I am super excited to introduce Guest Blogger Nathan Carlson, from RunningMate. Nathan is a physical therapist that has helped me through multiple running injuries, including my freak out ankle injury shortly before the Boston Marathon. I will be working with Nathan, again, through the summer on performance training. I can’t wait to share our adventures!
Until then Check out this awesome Guest Post from Nathan.
Trying to manage a running related injury can be incredibly frustrating. There is a lot of information out there, both from credible and non-credible sources, on how to manage various injuries. Because of the large amount of information that is available to the public, there are a lot of misconceptions as to why runners get hurt. I’m gonna go over the three most common things I hear runners say when I chat with them about why they got injured.
- My lack of flexibility is causing my injuries
Many runners have been told that tightness in their lower body is leading them to get hurt. For most, this is completely untrue. If you can do day to day tasks without issues, you have enough flexibility run. You only need a little bit of motion, at a few different joints, to be able to run. I did a video a few months back on how much motion you actually need to run.
Because of this, I haven’t told a runner to “stretch” anything in at least three years. If you like to stretch, feel free to. There are a lot of runners that complain of “tight” hip flexors that have normal hip flexor length when assessed. Just because something feels “tight” doesn’t mean it needs to be stretched. If stretching doesn’t make it feel better you probably need to try something else. Sometimes when something feels tight, it actually needs to get stronger.
- My Foot Alignment/Arch Height/Posture is causing my injuries
Every runner that has bought a pair of shoes in the last 30 years has been fit into some type of foot shape/posture category. The original thought was based on the idea that based on the posture of the foot, we would need to prescribe a shoe to either provide more or less support so that arch doesn’t “cave in” and cause overpronation. This is a nice idea in theory, but in practice it doesn’t add up. We have very little evidence to support the idea that we need to prescribe footwear in this manner, or that it will reduce our risk of getting hurt. There a lot of runners that have A LOT of pronation that don’t get hurt. Haile Gebrselassie is a great example. He was a fantastic distance athlete and displayed a lot of “undesirable” mechanics when he ran. His tissue adapted to training and he was able to have a very successful career.
- My heel striking is causing my injuries
When it comes to running form/mechanics, there is a belief out there that running form is consistent no matter where we are running, how fast are pace is, or how tired we are. Running form is much more dynamic then that. When we talk about foot strike, most runners will change how their foot hits the ground depending on how fast they are going. It is not a static variable. If you are running on a trail, you will move different than running on a treadmill. Most runners in the world hit with their heel first when they run and that’s OK. When Dennis Kimetto set the world record in the marathon, he hit the ground with his heel first.

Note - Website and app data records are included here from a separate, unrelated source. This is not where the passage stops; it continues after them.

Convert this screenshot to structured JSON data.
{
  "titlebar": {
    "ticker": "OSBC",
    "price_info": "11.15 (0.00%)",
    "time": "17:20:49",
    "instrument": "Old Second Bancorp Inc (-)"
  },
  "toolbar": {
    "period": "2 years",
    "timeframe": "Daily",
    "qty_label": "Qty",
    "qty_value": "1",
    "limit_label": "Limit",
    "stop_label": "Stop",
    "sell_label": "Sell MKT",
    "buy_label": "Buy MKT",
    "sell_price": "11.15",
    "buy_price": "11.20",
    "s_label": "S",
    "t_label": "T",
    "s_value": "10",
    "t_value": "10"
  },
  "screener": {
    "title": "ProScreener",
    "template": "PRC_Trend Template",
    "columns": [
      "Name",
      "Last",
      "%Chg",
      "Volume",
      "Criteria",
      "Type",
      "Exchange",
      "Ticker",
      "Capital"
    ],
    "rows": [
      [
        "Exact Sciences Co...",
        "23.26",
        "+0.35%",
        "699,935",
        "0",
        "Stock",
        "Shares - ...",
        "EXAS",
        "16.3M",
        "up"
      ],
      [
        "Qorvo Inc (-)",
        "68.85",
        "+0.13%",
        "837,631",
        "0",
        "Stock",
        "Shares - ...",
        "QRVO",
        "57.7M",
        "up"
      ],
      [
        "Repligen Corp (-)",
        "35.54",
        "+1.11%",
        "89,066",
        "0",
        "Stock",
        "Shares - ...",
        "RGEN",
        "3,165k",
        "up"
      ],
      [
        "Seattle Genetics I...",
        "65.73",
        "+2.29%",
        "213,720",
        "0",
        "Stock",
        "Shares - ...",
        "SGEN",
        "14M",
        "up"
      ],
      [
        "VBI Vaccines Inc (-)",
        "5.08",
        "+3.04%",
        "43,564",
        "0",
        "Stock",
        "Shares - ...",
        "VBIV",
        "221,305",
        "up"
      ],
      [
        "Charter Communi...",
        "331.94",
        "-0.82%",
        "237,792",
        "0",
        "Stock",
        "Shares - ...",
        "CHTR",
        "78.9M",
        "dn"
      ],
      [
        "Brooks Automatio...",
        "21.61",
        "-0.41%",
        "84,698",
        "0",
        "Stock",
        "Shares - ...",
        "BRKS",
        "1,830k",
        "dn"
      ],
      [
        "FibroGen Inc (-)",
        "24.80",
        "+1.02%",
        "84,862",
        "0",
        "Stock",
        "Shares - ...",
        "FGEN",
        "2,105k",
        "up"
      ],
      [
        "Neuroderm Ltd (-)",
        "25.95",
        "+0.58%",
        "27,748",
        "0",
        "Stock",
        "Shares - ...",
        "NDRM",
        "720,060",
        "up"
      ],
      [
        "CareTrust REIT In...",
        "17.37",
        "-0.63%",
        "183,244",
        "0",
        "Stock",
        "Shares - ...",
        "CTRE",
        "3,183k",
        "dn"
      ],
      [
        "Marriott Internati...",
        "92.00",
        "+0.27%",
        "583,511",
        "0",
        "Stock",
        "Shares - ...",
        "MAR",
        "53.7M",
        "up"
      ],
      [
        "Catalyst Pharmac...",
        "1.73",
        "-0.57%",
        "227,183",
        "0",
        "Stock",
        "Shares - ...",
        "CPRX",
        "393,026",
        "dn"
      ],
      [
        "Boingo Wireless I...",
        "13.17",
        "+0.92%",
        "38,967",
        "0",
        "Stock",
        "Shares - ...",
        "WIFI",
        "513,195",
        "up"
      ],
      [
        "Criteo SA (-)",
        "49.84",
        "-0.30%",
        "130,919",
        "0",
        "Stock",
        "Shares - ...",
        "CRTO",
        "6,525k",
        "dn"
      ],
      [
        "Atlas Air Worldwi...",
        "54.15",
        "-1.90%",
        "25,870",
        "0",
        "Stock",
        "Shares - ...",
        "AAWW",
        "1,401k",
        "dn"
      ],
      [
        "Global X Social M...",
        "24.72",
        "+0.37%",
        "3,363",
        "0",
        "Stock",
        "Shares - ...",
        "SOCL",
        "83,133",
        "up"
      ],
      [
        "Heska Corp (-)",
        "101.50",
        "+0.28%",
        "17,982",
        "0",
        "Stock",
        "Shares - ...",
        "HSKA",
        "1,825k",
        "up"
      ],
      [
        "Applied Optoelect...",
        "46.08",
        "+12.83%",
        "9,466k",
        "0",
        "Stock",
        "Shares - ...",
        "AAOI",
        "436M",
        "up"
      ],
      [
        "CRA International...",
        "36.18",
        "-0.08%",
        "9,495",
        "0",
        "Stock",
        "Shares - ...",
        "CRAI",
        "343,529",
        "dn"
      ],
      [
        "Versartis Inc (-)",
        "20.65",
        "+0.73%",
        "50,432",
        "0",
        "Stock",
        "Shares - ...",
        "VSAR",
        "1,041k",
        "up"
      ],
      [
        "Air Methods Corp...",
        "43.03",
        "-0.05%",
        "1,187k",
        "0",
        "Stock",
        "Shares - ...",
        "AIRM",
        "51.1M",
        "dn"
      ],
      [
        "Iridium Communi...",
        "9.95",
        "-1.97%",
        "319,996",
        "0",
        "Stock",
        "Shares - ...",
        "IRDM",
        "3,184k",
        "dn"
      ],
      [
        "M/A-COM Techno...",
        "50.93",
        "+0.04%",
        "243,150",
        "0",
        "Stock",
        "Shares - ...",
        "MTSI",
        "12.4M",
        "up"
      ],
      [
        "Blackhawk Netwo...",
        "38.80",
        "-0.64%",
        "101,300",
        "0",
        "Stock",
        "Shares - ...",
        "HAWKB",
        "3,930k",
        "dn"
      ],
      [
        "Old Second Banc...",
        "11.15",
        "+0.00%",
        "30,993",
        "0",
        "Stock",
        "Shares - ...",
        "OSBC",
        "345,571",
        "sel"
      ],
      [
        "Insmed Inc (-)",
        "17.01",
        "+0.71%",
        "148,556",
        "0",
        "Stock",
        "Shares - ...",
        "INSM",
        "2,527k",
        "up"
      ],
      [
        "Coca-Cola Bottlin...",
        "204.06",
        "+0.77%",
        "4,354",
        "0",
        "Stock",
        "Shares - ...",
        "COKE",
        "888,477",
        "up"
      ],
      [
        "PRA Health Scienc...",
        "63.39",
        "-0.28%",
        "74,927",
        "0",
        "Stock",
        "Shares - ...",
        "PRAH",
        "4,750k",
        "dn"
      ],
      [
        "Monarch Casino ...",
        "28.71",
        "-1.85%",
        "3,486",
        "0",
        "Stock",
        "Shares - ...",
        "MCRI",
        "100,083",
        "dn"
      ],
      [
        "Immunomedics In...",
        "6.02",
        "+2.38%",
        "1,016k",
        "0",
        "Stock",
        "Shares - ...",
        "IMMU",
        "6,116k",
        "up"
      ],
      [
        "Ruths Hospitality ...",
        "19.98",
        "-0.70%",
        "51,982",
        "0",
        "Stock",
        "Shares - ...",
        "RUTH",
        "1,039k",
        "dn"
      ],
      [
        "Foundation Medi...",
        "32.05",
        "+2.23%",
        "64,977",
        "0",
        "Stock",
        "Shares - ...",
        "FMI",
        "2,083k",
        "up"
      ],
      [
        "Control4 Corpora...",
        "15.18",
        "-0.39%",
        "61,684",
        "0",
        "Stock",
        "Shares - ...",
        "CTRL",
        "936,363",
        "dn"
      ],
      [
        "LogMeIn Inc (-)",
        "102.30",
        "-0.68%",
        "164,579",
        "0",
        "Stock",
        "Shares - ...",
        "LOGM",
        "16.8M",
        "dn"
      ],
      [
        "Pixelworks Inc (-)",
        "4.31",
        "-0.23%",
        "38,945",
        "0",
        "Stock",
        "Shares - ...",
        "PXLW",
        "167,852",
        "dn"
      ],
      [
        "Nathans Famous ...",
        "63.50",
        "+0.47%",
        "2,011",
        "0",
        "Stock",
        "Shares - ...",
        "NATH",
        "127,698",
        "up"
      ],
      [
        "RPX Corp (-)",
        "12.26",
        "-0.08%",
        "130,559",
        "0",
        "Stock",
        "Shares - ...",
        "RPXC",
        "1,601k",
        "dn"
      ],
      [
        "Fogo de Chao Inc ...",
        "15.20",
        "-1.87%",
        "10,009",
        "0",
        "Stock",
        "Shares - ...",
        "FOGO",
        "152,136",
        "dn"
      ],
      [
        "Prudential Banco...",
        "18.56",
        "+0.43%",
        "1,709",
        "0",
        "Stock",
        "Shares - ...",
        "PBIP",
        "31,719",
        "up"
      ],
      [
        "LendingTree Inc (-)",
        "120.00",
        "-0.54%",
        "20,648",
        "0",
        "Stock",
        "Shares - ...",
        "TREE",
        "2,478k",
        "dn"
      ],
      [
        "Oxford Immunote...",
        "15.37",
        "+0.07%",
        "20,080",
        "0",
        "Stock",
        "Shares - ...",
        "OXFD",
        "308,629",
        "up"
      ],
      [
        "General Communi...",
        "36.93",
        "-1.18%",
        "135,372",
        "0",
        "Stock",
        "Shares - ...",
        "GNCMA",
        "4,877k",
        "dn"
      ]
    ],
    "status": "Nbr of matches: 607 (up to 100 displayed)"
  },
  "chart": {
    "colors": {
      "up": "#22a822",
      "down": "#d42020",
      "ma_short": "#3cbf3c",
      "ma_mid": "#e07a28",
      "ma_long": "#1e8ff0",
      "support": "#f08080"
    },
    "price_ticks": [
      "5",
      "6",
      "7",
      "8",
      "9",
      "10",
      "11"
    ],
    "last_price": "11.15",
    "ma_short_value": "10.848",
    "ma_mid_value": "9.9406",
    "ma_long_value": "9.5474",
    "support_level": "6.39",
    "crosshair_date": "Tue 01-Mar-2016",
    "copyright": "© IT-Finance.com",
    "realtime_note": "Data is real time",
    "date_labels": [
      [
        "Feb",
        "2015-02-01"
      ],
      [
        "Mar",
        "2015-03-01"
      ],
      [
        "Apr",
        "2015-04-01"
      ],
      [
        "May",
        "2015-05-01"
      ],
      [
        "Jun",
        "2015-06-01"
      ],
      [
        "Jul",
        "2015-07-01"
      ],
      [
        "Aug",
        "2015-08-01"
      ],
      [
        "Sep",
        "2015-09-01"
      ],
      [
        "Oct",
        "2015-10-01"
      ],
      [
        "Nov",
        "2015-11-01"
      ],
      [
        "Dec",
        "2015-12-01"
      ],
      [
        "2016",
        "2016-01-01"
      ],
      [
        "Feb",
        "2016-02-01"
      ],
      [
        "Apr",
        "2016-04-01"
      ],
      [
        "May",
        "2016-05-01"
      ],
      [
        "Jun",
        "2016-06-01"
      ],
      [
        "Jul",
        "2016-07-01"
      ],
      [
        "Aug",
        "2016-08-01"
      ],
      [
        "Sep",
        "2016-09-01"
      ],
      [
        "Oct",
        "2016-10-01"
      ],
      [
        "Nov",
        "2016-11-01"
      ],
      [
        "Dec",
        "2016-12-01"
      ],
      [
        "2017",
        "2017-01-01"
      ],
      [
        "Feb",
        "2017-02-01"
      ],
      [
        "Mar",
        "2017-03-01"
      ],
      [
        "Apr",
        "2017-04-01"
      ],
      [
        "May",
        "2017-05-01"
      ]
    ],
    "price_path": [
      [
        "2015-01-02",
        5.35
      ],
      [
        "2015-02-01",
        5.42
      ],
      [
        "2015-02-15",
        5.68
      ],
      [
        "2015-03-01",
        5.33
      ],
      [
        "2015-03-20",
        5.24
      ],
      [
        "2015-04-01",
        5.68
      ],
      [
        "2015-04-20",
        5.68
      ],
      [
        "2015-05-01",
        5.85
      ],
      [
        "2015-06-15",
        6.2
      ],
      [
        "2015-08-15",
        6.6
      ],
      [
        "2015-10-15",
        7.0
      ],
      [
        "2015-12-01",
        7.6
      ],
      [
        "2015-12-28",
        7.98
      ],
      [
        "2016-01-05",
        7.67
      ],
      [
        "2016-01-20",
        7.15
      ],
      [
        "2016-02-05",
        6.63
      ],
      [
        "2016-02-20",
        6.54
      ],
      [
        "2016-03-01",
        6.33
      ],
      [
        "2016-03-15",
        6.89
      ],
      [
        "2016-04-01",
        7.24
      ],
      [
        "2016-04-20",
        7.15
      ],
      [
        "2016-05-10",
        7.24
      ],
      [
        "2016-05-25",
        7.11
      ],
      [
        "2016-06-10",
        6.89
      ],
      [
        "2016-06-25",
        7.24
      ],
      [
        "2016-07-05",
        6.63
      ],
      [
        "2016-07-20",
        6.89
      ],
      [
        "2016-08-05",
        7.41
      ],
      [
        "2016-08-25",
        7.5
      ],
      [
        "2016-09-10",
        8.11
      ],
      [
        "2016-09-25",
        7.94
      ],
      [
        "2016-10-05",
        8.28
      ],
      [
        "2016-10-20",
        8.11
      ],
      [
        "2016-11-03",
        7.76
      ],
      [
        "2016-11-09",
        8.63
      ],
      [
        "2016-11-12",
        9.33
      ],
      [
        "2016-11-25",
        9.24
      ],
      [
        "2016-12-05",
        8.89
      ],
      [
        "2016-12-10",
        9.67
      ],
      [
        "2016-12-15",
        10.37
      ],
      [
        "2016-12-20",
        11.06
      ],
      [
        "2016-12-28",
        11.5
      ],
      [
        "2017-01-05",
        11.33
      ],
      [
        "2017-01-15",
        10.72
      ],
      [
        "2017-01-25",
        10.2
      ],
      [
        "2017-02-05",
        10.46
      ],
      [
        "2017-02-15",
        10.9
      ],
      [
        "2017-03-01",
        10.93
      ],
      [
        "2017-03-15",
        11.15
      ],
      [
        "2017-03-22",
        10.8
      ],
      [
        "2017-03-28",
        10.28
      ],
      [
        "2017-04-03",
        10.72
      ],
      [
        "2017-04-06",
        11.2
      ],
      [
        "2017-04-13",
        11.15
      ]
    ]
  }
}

Now that isn’t to say that sometimes we might need to change our foot-strike. When we hit with our heel first, it tends to load more to the hip and knee. When we hit with our forefoot first, it tends to load more to the foot ankle. So…if your knee hurts, it might feel a little better to hit with your forefoot. Vice versa, if your Achilles hurts, it might be better to hit with your heel first. It’s just different ways of loading the body.
So why do most running injuries happen? Training errors.
The human body is pretty awesome. We can run marathons in almost 2 hours and can cover 100 miles in a day. We are adaptable, robust and able to do some awesome things in the world of endurance sports. Our body is really good at being stressed, recovering, and then coming back stronger. That is what happens when we train a race. There is a reason why a lot of training plans will increase for 3-4 weeks and then take a step back for a week. As we move towards race day, we are slowing turning up the dial so we are primed and ready to go the day of whatever our race is.
The adaptability of the body is important to remember when we think about injuries. Small variations in foot shape, flexibility and running mechanics are very, very small variables when we compare them to our overall training plan. Most runners get hurt when they progress mileage, speed, or make a large change in training environment (more hills, more treadmill, etc.) without giving their bodies time to adapt. So what does this mean to you as a runner? PAY ATTENTION. There are definitely days to go out the door and push the pace, but if we do that too much we run into trouble. Make smart decisions as you progression training and race day will go off without a hitch.
Nathan Carlson is the owner of Runningmate Physical Therapy and Performance Coaching, a physical therapy and performance enhancement business focused on the management of runners and other endurance athletes. He can be reached on Facebook at https://www.facebook.com/RunningmateKC/, by email at firstname.lastname@example.org, or in his clinic located inside KC Endurance’s Treadmill studio at 75th and Washington in Waldo.